[Dataset rows for apps and sites]
^^^^^^^^

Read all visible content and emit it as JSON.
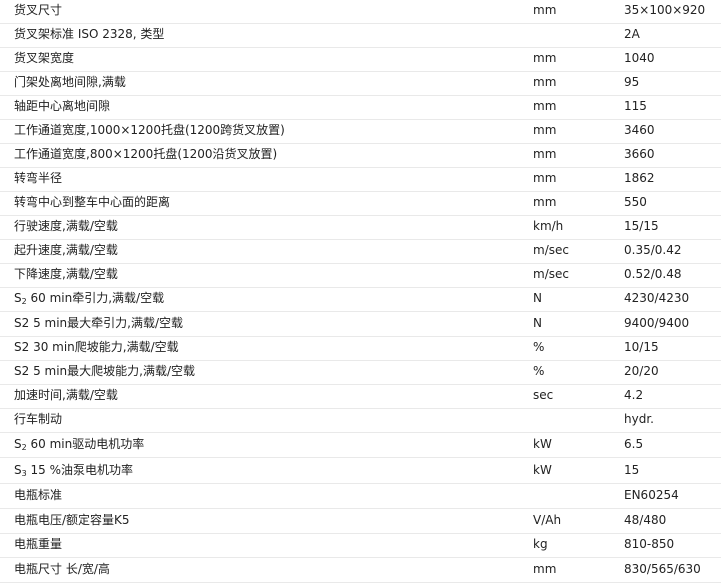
{
  "rows": [
    {
      "label": "货叉尺寸",
      "unit": "mm",
      "value": "35×100×920"
    },
    {
      "label": "货叉架标准 ISO 2328, 类型",
      "unit": "",
      "value": "2A"
    },
    {
      "label": "货叉架宽度",
      "unit": "mm",
      "value": "1040"
    },
    {
      "label": "门架处离地间隙,满载",
      "unit": "mm",
      "value": "95"
    },
    {
      "label": "轴距中心离地间隙",
      "unit": "mm",
      "value": "115"
    },
    {
      "label": "工作通道宽度,1000×1200托盘(1200跨货叉放置)",
      "unit": "mm",
      "value": "3460"
    },
    {
      "label": "工作通道宽度,800×1200托盘(1200沿货叉放置)",
      "unit": "mm",
      "value": "3660"
    },
    {
      "label": "转弯半径",
      "unit": "mm",
      "value": "1862"
    },
    {
      "label": "转弯中心到整车中心面的距离",
      "unit": "mm",
      "value": "550"
    },
    {
      "label": "行驶速度,满载/空载",
      "unit": "km/h",
      "value": "15/15"
    },
    {
      "label": "起升速度,满载/空载",
      "unit": "m/sec",
      "value": "0.35/0.42"
    },
    {
      "label": "下降速度,满载/空载",
      "unit": "m/sec",
      "value": "0.52/0.48"
    },
    {
      "label_prefix": "S",
      "label_sub": "2",
      "label": " 60 min牵引力,满载/空载",
      "unit": "N",
      "value": "4230/4230"
    },
    {
      "label": "S2 5 min最大牵引力,满载/空载",
      "unit": "N",
      "value": "9400/9400"
    },
    {
      "label": "S2 30 min爬坡能力,满载/空载",
      "unit": "%",
      "value": "10/15"
    },
    {
      "label": "S2 5 min最大爬坡能力,满载/空载",
      "unit": "%",
      "value": "20/20"
    },
    {
      "label": "加速时间,满载/空载",
      "unit": "sec",
      "value": "4.2"
    },
    {
      "label": "行车制动",
      "unit": "",
      "value": "hydr."
    },
    {
      "label_prefix": "S",
      "label_sub": "2",
      "label": " 60 min驱动电机功率",
      "unit": "kW",
      "value": "6.5"
    },
    {
      "label_prefix": "S",
      "label_sub": "3",
      "label": " 15 %油泵电机功率",
      "unit": "kW",
      "value": "15"
    },
    {
      "label": "电瓶标准",
      "unit": "",
      "value": "EN60254"
    },
    {
      "label": "电瓶电压/额定容量K5",
      "unit": "V/Ah",
      "value": "48/480"
    },
    {
      "label": "电瓶重量",
      "unit": "kg",
      "value": "810-850"
    },
    {
      "label": "电瓶尺寸 长/宽/高",
      "unit": "mm",
      "value": "830/565/630"
    }
  ]
}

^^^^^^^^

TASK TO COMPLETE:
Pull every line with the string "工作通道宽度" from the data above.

SOLVED PROBLEM:
      "label": "工作通道宽度,1000×1200托盘(1200跨货叉放置)",
      "label": "工作通道宽度,800×1200托盘(1200沿货叉放置)",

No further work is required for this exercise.